» Required action: From the entries below, copy each line in which the word "Master" occurs.

——————————

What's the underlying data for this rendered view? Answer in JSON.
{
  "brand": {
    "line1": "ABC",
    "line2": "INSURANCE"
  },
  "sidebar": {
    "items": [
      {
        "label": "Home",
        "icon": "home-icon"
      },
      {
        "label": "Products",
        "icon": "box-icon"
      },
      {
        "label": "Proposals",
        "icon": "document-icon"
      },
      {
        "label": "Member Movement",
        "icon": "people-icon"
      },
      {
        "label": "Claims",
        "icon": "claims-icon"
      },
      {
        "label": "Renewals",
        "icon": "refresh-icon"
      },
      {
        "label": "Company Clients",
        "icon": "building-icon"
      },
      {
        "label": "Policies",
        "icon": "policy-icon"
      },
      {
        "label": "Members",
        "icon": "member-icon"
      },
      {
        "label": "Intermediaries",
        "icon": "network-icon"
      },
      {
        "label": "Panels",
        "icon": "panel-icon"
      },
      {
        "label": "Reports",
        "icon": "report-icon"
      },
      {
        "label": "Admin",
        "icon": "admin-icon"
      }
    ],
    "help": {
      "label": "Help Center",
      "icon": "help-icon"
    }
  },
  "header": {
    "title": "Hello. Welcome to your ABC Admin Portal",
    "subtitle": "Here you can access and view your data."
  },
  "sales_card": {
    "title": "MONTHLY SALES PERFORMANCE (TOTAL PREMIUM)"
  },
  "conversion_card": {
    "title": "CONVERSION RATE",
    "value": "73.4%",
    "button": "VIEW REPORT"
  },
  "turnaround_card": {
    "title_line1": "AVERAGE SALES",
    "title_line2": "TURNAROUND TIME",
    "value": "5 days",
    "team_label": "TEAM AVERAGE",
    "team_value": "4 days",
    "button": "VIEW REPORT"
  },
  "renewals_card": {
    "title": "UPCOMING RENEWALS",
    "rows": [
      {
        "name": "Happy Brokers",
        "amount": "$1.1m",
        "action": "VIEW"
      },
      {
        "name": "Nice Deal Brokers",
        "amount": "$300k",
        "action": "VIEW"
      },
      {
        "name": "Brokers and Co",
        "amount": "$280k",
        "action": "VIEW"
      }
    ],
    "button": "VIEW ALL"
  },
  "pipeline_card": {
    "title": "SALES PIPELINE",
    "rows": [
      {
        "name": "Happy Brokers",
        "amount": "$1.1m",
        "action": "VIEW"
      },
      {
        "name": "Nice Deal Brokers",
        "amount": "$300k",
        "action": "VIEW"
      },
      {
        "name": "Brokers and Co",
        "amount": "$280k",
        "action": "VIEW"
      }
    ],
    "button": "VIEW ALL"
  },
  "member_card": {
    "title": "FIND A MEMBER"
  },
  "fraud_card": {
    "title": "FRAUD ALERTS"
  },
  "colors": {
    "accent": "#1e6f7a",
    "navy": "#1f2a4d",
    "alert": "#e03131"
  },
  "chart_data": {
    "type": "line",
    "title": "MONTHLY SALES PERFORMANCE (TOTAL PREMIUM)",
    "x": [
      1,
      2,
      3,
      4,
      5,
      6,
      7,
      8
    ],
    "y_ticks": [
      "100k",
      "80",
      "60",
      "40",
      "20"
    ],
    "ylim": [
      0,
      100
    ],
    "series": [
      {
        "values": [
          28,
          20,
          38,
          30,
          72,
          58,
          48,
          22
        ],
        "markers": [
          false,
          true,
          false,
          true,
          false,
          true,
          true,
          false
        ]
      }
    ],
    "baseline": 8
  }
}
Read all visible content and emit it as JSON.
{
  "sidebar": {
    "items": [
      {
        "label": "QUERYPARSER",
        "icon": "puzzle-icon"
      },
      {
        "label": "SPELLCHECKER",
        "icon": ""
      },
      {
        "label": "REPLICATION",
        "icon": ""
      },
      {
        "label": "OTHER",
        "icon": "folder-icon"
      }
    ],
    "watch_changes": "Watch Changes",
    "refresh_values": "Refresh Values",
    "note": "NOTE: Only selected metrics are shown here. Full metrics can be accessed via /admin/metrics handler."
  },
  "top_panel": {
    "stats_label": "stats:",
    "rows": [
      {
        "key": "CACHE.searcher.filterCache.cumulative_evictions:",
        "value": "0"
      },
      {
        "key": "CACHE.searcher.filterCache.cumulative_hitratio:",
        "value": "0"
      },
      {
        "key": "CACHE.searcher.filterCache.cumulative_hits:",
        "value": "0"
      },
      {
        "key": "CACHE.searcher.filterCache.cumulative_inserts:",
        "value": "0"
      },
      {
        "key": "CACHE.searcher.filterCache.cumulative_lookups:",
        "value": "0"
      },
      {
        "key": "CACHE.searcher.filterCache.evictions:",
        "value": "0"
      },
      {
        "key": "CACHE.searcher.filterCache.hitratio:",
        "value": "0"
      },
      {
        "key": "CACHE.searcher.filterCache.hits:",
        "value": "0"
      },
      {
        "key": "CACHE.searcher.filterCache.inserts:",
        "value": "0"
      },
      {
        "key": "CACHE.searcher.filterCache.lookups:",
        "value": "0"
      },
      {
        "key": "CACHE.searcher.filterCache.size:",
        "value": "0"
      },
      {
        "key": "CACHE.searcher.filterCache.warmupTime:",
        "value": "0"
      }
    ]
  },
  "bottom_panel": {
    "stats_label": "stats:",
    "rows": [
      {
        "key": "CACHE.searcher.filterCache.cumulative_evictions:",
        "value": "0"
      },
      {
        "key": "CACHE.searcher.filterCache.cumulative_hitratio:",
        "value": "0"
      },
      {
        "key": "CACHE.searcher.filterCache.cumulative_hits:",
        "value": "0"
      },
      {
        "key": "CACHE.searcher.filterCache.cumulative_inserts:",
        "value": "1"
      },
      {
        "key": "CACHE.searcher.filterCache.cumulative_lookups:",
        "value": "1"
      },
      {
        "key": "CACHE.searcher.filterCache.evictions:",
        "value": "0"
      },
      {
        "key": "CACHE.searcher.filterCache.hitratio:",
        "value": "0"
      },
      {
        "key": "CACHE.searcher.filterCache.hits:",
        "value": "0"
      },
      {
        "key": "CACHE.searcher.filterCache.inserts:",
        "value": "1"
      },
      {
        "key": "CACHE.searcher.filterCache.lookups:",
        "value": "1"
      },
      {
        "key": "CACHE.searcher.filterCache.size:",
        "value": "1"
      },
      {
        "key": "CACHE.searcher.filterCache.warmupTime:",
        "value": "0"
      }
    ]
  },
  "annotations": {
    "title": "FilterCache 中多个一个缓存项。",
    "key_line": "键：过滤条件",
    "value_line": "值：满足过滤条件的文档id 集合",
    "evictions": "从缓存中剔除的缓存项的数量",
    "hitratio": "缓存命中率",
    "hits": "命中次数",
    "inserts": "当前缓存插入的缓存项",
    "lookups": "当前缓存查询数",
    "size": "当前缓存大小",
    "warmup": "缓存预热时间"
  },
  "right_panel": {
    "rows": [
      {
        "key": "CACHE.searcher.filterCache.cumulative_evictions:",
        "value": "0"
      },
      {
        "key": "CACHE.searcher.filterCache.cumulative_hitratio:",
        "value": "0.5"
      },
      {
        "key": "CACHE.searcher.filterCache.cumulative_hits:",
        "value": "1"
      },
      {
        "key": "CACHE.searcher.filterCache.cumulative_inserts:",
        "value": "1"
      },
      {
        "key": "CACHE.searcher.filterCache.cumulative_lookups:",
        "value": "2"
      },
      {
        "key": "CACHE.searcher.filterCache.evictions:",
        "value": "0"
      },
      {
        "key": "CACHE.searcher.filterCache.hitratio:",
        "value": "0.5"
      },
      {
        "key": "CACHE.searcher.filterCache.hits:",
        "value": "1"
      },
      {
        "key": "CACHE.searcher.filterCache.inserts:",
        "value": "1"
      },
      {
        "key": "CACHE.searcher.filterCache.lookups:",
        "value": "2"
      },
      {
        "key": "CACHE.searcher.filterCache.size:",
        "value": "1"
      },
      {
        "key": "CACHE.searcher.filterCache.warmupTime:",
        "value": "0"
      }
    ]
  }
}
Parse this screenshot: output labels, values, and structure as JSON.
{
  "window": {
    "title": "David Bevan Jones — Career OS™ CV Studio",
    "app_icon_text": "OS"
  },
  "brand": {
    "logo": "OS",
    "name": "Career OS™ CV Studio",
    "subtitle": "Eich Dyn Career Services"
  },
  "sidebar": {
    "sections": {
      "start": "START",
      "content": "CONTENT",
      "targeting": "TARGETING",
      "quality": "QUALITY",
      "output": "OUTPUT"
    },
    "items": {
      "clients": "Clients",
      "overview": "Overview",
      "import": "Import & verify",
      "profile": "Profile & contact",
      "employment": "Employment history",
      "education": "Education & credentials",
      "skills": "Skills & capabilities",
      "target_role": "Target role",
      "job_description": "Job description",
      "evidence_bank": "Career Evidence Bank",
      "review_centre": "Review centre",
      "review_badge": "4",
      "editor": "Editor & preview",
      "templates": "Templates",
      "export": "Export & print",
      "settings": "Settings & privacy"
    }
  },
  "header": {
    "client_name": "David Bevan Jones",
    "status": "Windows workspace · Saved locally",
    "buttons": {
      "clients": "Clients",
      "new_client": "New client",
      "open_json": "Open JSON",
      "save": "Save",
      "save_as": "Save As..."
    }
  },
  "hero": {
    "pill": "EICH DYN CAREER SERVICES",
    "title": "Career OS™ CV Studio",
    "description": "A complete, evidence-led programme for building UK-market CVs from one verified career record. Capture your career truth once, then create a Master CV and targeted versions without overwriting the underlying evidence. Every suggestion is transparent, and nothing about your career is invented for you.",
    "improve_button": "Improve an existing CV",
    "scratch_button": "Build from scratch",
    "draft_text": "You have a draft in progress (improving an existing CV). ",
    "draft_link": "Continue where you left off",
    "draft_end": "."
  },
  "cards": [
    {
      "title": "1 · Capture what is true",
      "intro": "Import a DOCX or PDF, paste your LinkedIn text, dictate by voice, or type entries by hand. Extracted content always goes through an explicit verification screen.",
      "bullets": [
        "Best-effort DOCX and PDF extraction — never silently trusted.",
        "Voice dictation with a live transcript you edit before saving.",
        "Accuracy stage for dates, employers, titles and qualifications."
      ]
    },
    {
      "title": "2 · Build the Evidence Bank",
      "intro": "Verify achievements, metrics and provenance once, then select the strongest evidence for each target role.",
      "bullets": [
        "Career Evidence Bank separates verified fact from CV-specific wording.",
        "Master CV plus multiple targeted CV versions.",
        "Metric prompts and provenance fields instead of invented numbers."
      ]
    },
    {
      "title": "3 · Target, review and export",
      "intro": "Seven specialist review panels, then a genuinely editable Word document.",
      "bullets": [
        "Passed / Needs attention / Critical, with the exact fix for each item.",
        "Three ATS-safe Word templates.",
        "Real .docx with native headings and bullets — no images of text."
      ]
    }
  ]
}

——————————

» Answer to the exercise:
    "description": "A complete, evidence-led programme for building UK-market CVs from one verified career record. Capture your career truth once, then create a Master CV and targeted versions without overwriting the underlying evidence. Every suggestion is transparent, and nothing about your career is invented for you.",
        "Master CV plus multiple targeted CV versions.",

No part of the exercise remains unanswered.